→ **The problem**:
Say, as a bare number, how many lines of the listing hold "Acomodações".

*** Provided records ***

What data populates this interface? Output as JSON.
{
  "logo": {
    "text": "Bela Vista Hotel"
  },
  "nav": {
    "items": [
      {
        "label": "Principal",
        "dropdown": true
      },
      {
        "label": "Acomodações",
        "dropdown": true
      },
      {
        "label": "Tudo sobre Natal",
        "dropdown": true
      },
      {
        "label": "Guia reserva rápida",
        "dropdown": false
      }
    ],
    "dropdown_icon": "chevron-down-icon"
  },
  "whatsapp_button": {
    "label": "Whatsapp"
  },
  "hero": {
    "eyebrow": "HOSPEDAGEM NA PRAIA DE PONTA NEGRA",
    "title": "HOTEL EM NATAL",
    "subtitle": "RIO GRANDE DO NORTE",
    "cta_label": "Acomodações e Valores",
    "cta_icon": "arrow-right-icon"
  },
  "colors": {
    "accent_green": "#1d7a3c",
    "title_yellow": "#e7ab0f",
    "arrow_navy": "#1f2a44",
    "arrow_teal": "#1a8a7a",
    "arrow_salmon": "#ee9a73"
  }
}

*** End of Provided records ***

→ **Answer box**:
2